I’ve been intending to write a blog post about turning 40 for months now, but every time I sat down to write it, I cringed. I mean, what could I possibly say that hasn’t already been said? Many of the lovely folks who are older than me say, oh 40 is so young! And some of the lovely people in my life who are not yet 40 seem to get this funny look in their eyes like they want to run away immediately, change the subject or go jump off a cliff or something. Anything to avoid talking about turning 40 (because, many young people think it isn’t really going to happen to them. I know, because I clung to 39 like Kanye West clings to his own self-importance. Side note: did you know Kanye also turned 40 this year?).
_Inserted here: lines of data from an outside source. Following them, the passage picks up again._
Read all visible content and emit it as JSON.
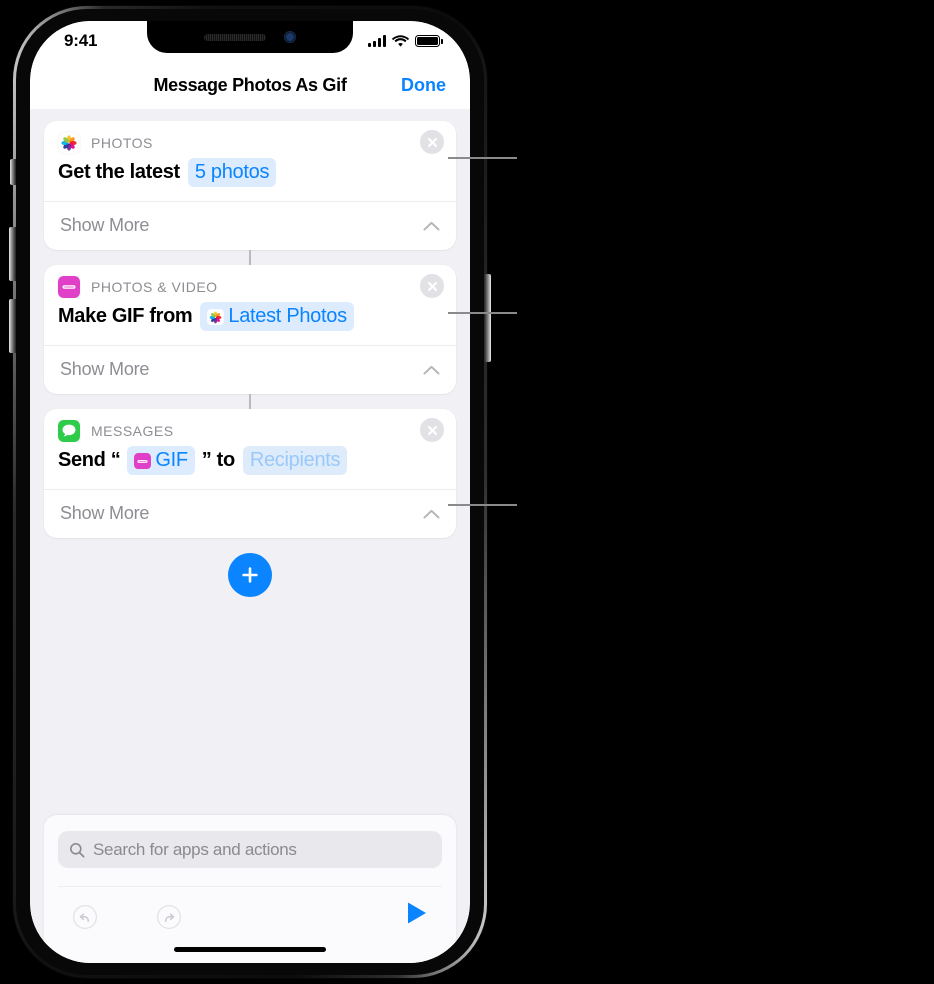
{
  "status_bar": {
    "time": "9:41",
    "signal_icon": "cellular-bars-icon",
    "wifi_icon": "wifi-icon",
    "battery_icon": "battery-full-icon"
  },
  "nav_bar": {
    "title": "Message Photos As Gif",
    "done_label": "Done"
  },
  "actions": [
    {
      "app_icon": "photos-app-icon",
      "category": "PHOTOS",
      "close_icon": "close-circle-icon",
      "statement_prefix": "Get the latest",
      "parameter": {
        "label": "5 photos",
        "has_icon": false,
        "icon": "",
        "placeholder": false
      },
      "statement_suffix": "",
      "show_more_label": "Show More",
      "chevron_icon": "chevron-up-icon"
    },
    {
      "app_icon": "photos-video-app-icon",
      "category": "PHOTOS & VIDEO",
      "close_icon": "close-circle-icon",
      "statement_prefix": "Make GIF from",
      "parameter": {
        "label": "Latest Photos",
        "has_icon": true,
        "icon": "photos-app-icon",
        "placeholder": false
      },
      "statement_suffix": "",
      "show_more_label": "Show More",
      "chevron_icon": "chevron-up-icon"
    },
    {
      "app_icon": "messages-app-icon",
      "category": "MESSAGES",
      "close_icon": "close-circle-icon",
      "statement_prefix": "Send “",
      "parameter": {
        "label": "GIF",
        "has_icon": true,
        "icon": "photos-video-app-icon",
        "placeholder": false
      },
      "statement_mid": "” to",
      "parameter2": {
        "label": "Recipients",
        "has_icon": false,
        "icon": "",
        "placeholder": true
      },
      "show_more_label": "Show More",
      "chevron_icon": "chevron-up-icon"
    }
  ],
  "add_button": {
    "icon": "plus-icon",
    "label": "+"
  },
  "search": {
    "placeholder": "Search for apps and actions",
    "icon": "search-icon"
  },
  "toolbar": {
    "undo_icon": "undo-icon",
    "redo_icon": "redo-icon",
    "run_icon": "play-icon"
  },
  "colors": {
    "accent_blue": "#0a84ff",
    "pill_background": "#dcebfd",
    "pill_placeholder_text": "#9ac9f9",
    "photos_video_magenta": "#e040c8",
    "messages_green": "#2ecc4a",
    "screen_background": "#f1f1f5",
    "category_gray": "#8d8d93"
  }
}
At dinner a few months ago, some friends asked me what my intentions were for the next decade. What a question! I wasn’t sure I had any intentions, but I did offer a reflection. And that is, I’ve come to believe that marriage and children, while they are totally and completely wonderful and fine, are not necessary for a happy life. I realize that statement could very well sound hollow and trite. But, having already gone through some of the gut-wrenching grief of not getting married and not having children, I can say it with sincerity and without the least bit of cynicism. Because there is also room in my life for marriage and children, should that come to pass. It’s not like I’m taking on some new identity that I want to declare to the world and that be it. I don’t feel the need to hold this reflection up as some ideal way to live, because it’s not for everyone. I do feel the need to say it though, because there is this myth going around in our culture that marriage and children are the end all be all of a happy existence, especially if you’re a woman (and a woman of a certain age, at that), and it’s just not true.
What people don’t tell you: both can be true. Marriage and children can enrich your life. Not being married and not having children can also enrich your life. One way of living does not negate the other. Why some people still insist that it has to be one way is beyond me, but maybe they are only speaking out of fear. Trust me, there are worse things in life than being alone.
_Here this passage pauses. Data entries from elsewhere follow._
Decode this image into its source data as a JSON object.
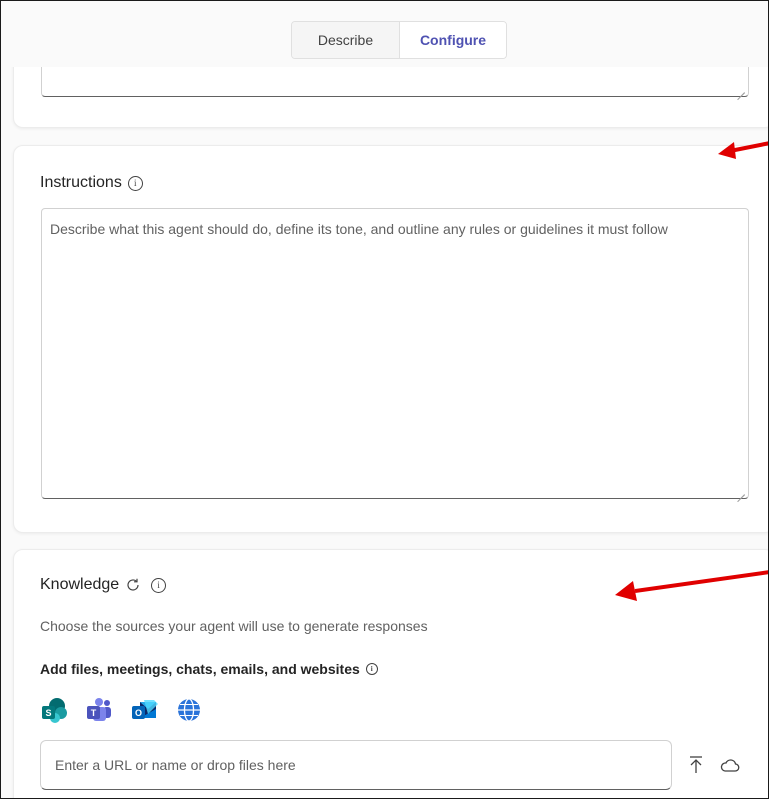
{
  "tabs": {
    "describe": "Describe",
    "configure": "Configure"
  },
  "instructions": {
    "title": "Instructions",
    "placeholder": "Describe what this agent should do, define its tone, and outline any rules or guidelines it must follow"
  },
  "knowledge": {
    "title": "Knowledge",
    "description": "Choose the sources your agent will use to generate responses",
    "add_label": "Add files, meetings, chats, emails, and websites",
    "sources": [
      "sharepoint-icon",
      "teams-icon",
      "outlook-icon",
      "web-icon"
    ],
    "input_placeholder": "Enter a URL or name or drop files here"
  },
  "colors": {
    "accent": "#4f52b2",
    "annotation_arrow": "#e00000"
  }
}
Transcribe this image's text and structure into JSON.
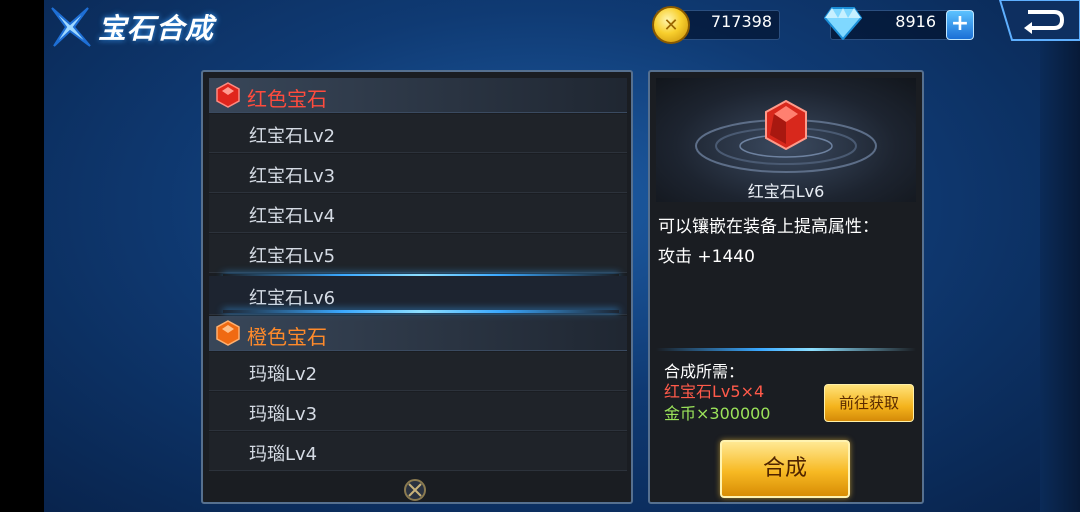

What I’m more interested in as I enter my fourth decade on this planet: Can I be a compassionate human being? Can I accept that I am capable of harming others and still cultivate peace, in all my actions, as best I can? I would sincerely like to do this. I would like to learn how to be a fiercely compassionate human being above all else.
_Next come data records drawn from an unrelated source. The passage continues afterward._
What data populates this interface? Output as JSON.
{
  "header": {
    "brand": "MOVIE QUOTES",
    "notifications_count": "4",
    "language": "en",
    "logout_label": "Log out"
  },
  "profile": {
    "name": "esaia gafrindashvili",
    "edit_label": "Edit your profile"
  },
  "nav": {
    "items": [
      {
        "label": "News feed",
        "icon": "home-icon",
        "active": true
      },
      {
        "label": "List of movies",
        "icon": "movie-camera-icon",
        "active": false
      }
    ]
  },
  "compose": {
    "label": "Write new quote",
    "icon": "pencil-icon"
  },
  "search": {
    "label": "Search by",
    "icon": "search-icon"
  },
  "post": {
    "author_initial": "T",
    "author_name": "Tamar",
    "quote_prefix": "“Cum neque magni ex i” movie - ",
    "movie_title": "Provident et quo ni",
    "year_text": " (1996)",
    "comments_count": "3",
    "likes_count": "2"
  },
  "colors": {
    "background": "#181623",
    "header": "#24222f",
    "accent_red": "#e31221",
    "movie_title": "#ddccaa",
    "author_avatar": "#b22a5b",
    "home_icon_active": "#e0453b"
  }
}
It doesn't interest me if there is one God
or many gods.
I want to know if you belong or feel
If you know despair or can see it in others.
I want to know
if you are prepared to live in the world
with its harsh need
to change you. If you can look back
with firm eyes
saying this is where I stand. I want to know
if you know
how to melt into that fierce heat of living
the center of your longing. I want to know
if you are willing
to live, day by day, with the consequence of love
and the bitter
unwanted passion of your sure defeat.
I have heard, in that fierce embrace, even
the gods speak of God.
- David Whyte, Fire in the Earth
(What I'm listening to right now: Naaz - Words)